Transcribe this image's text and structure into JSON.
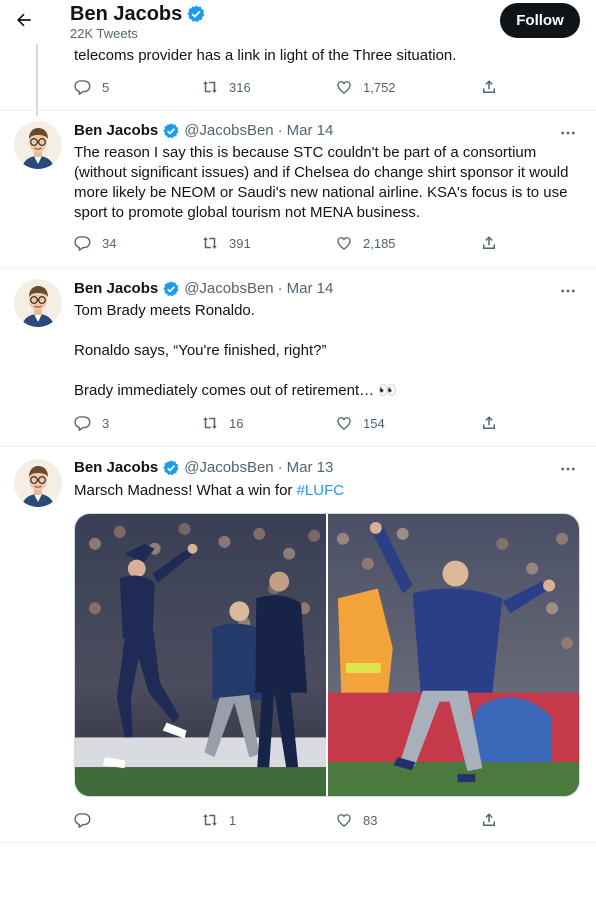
{
  "header": {
    "name": "Ben Jacobs",
    "tweet_count": "22K Tweets",
    "follow_label": "Follow"
  },
  "thread_tail": {
    "text": "telecoms provider has a link in light of the Three situation.",
    "replies": "5",
    "retweets": "316",
    "likes": "1,752"
  },
  "tweets": [
    {
      "name": "Ben Jacobs",
      "handle": "@JacobsBen",
      "dot": "·",
      "date": "Mar 14",
      "lines": [
        "The reason I say this is because STC couldn't be part of a consortium",
        "(without significant issues) and if Chelsea do change shirt sponsor it would",
        "more likely be NEOM or Saudi's new national airline. KSA's focus is to use",
        "sport to promote global tourism not MENA business."
      ],
      "replies": "34",
      "retweets": "391",
      "likes": "2,185"
    },
    {
      "name": "Ben Jacobs",
      "handle": "@JacobsBen",
      "dot": "·",
      "date": "Mar 14",
      "lines": [
        "Tom Brady meets Ronaldo.",
        "Ronaldo says, “You're finished, right?”",
        "Brady immediately comes out of retirement… 👀"
      ],
      "replies": "3",
      "retweets": "16",
      "likes": "154"
    },
    {
      "name": "Ben Jacobs",
      "handle": "@JacobsBen",
      "dot": "·",
      "date": "Mar 13",
      "text_plain": "Marsch Madness! What a win for ",
      "hashtag": "#LUFC",
      "replies": "",
      "retweets": "1",
      "likes": "83"
    }
  ],
  "colors": {
    "accent": "#1d9bf0",
    "text": "#0f1419",
    "muted": "#536471",
    "follow_bg": "#0f1419"
  }
}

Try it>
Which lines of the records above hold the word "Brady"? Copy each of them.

Answer area>
        "Tom Brady meets Ronaldo.",
        "Brady immediately comes out of retirement… 👀"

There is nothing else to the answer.